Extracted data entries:
---
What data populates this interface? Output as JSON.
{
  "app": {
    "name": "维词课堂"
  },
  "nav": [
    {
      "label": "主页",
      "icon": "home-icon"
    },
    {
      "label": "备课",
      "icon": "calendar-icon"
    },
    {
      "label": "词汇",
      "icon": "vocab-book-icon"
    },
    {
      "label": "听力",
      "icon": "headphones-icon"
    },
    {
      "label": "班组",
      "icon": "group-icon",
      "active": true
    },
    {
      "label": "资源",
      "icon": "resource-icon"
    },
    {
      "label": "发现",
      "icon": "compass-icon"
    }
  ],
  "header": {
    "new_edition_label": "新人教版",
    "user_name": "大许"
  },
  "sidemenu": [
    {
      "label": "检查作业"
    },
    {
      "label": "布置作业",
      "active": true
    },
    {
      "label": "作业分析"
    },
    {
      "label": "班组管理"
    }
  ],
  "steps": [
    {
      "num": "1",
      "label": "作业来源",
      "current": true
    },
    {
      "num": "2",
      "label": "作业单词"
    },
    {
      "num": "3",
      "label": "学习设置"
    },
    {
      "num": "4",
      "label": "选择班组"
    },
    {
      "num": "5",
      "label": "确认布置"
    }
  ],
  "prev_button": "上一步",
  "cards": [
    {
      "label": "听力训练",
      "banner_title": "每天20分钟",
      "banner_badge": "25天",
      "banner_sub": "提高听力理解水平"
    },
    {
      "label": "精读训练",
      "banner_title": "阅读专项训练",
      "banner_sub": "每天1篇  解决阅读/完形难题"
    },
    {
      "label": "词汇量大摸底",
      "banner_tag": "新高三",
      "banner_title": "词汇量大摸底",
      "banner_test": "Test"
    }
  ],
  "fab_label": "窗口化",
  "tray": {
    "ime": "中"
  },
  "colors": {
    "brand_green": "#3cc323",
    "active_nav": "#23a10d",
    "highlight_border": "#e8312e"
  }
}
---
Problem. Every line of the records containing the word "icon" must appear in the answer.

Answer area.
      "icon": "home-icon"
      "icon": "calendar-icon"
      "icon": "vocab-book-icon"
      "icon": "headphones-icon"
      "icon": "group-icon",
      "icon": "resource-icon"
      "icon": "compass-icon"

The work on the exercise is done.